» REQUIREMENT
Your answer should repeat every line of the records below in which the word "Tipo" appears.

» DATA IN THIS EXERCISE
⁂

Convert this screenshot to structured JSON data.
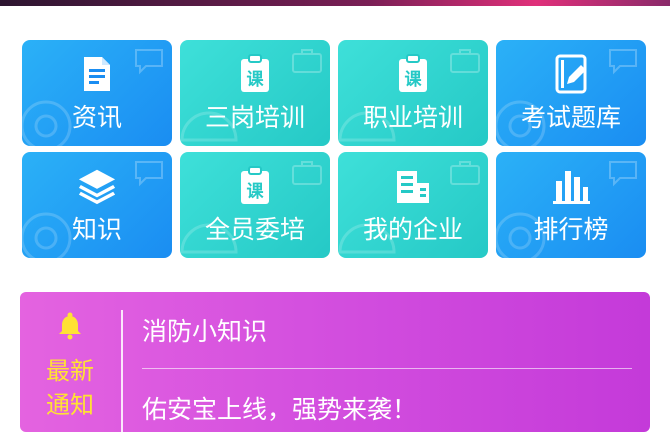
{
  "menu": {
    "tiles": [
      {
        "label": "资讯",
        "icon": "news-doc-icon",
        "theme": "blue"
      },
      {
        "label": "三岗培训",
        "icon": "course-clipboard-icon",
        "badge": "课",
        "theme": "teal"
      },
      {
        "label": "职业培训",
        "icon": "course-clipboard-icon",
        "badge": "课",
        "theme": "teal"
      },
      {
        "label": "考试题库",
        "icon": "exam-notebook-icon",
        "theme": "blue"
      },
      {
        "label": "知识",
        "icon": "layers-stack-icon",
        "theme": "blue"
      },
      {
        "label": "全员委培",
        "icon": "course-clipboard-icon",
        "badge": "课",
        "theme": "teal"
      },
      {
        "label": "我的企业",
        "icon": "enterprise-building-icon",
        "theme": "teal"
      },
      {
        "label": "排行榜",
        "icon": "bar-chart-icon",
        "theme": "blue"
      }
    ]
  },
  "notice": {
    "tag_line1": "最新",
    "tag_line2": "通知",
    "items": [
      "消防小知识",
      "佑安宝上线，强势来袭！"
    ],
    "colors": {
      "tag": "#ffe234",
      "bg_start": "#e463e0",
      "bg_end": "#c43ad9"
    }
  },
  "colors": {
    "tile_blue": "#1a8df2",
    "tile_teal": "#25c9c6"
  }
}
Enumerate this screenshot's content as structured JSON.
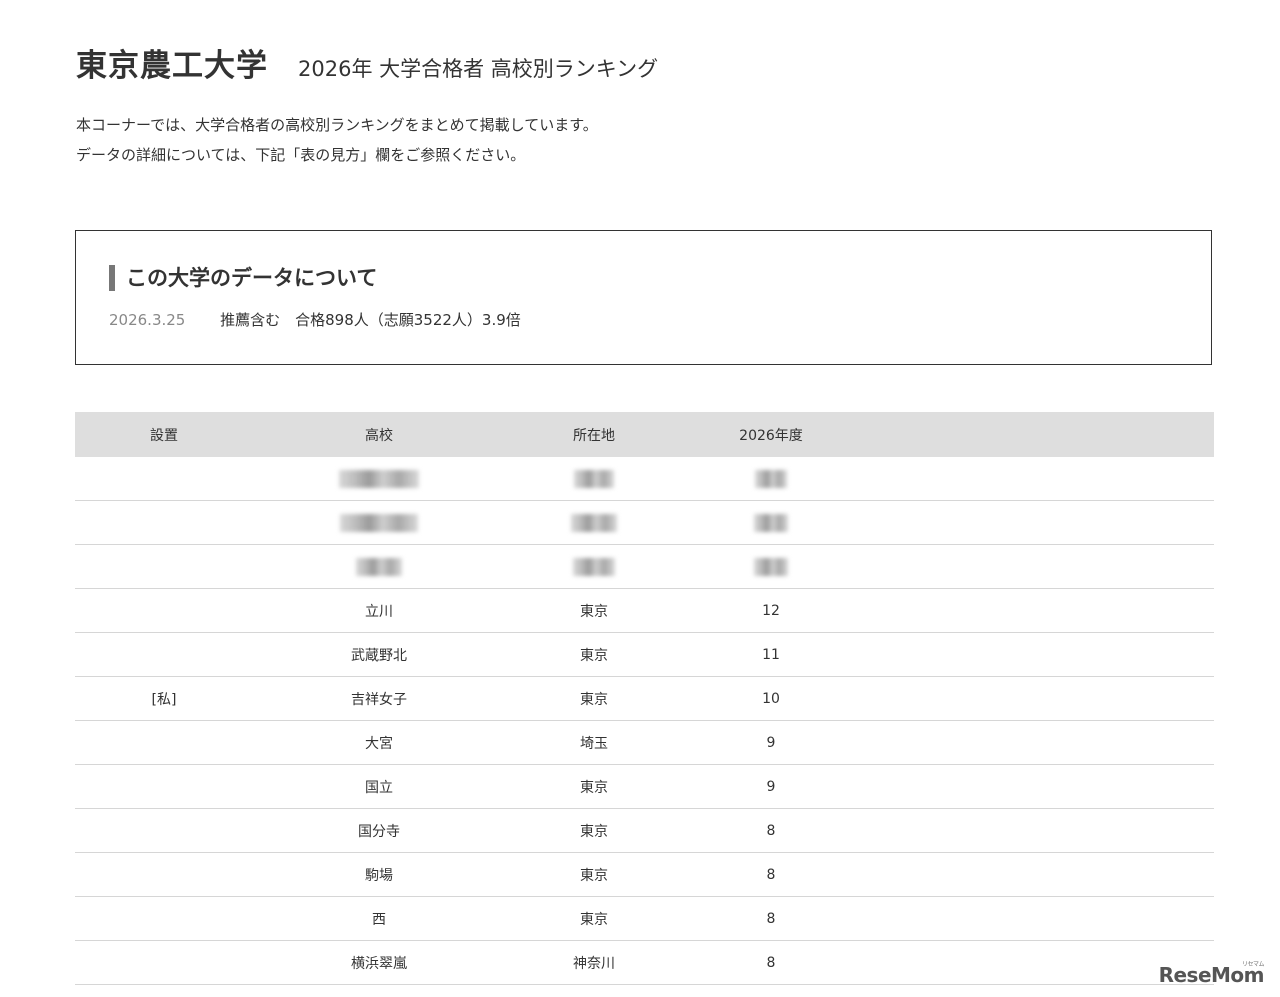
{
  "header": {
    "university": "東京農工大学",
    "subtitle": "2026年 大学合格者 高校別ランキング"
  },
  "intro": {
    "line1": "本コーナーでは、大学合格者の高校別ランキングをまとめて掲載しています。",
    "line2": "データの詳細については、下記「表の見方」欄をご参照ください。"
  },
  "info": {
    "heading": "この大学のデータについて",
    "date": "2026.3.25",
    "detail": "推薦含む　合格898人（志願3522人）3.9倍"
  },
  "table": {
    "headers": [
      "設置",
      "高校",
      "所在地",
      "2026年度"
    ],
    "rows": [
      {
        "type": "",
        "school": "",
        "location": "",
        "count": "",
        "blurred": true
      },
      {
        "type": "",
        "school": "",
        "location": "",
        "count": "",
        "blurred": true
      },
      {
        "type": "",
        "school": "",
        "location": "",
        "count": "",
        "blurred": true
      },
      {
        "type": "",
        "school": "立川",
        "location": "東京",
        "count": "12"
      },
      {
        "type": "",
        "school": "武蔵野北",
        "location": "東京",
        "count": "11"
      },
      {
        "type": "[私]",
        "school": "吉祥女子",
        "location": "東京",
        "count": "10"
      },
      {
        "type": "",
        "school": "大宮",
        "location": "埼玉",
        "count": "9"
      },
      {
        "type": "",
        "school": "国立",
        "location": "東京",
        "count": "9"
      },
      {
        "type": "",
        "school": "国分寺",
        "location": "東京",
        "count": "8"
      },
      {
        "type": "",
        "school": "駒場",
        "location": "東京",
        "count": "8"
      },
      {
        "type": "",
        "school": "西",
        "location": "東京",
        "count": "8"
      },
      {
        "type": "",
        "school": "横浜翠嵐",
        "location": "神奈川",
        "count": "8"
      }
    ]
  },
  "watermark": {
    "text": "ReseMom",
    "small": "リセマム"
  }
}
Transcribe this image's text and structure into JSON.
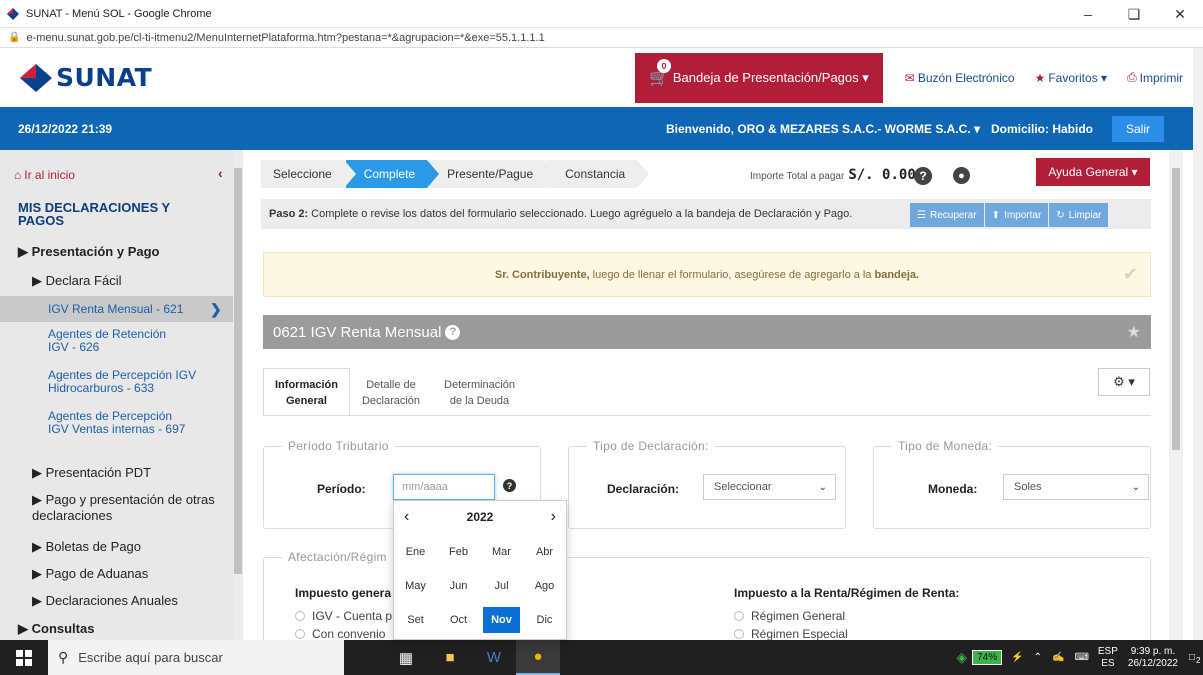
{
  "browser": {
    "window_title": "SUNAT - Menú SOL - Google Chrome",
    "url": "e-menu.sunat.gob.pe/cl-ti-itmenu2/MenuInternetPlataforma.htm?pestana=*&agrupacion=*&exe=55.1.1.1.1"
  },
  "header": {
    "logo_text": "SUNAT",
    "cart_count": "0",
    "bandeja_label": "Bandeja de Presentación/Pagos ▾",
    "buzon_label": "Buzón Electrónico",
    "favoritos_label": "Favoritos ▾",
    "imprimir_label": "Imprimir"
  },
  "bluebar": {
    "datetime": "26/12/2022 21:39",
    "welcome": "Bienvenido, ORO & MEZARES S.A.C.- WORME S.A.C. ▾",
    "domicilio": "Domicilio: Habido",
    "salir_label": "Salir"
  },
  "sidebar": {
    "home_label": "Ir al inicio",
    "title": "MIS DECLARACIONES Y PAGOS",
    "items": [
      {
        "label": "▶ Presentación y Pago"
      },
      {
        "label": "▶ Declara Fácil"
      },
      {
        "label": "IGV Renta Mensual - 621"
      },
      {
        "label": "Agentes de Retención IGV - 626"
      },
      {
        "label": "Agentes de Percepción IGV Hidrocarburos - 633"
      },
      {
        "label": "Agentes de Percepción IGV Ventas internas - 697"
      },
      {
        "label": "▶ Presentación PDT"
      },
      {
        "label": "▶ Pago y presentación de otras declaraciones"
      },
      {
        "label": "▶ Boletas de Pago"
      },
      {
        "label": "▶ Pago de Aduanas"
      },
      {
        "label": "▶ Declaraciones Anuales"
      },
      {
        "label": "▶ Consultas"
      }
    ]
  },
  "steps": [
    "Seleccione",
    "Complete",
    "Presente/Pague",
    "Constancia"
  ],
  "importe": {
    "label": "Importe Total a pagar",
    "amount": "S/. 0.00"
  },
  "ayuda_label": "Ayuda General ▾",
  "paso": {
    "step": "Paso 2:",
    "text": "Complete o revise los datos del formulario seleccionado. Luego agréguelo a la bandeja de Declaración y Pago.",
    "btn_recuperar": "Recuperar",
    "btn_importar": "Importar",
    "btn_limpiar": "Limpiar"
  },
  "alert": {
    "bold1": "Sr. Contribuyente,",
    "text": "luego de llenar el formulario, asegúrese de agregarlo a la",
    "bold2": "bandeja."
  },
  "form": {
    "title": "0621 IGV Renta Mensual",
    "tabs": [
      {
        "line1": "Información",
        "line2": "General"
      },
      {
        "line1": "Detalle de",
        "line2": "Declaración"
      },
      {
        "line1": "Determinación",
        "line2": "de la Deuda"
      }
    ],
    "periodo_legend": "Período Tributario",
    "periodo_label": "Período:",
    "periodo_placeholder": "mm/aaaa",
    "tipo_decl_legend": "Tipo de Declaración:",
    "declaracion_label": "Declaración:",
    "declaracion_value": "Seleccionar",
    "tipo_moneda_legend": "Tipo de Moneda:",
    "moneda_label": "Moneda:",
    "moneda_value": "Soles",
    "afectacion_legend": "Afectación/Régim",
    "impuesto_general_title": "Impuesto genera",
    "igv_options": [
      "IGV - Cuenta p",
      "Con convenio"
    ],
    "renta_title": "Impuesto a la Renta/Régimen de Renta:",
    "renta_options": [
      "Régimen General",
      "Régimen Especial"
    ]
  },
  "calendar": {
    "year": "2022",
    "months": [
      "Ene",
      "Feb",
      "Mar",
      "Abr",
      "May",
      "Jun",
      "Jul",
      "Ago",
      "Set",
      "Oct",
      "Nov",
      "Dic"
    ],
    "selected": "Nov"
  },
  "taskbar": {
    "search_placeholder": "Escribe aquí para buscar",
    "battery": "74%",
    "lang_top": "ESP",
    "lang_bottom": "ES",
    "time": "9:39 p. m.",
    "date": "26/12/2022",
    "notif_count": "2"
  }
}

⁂

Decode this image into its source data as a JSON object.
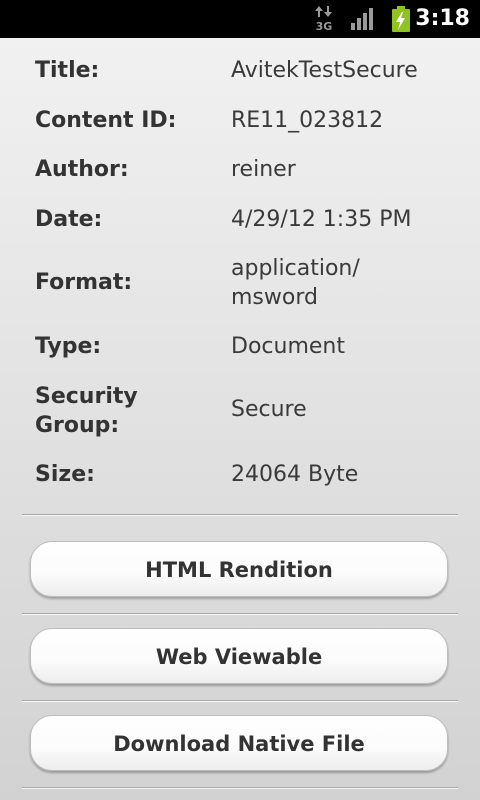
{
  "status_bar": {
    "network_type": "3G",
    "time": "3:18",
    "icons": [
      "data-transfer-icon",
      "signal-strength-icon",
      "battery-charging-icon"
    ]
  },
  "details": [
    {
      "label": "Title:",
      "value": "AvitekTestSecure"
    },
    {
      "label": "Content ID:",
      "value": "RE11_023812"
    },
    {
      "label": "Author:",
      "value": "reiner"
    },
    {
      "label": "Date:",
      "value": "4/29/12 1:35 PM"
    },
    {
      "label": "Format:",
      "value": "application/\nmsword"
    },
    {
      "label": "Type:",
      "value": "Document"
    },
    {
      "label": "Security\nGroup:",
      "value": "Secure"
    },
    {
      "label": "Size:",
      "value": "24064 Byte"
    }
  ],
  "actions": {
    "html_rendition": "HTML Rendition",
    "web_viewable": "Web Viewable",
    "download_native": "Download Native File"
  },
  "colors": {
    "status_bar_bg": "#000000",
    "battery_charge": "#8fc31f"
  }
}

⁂

» RESULT
    "tipo_decl_legend": "Tipo de Declaración:",
    "tipo_moneda_legend": "Tipo de Moneda:",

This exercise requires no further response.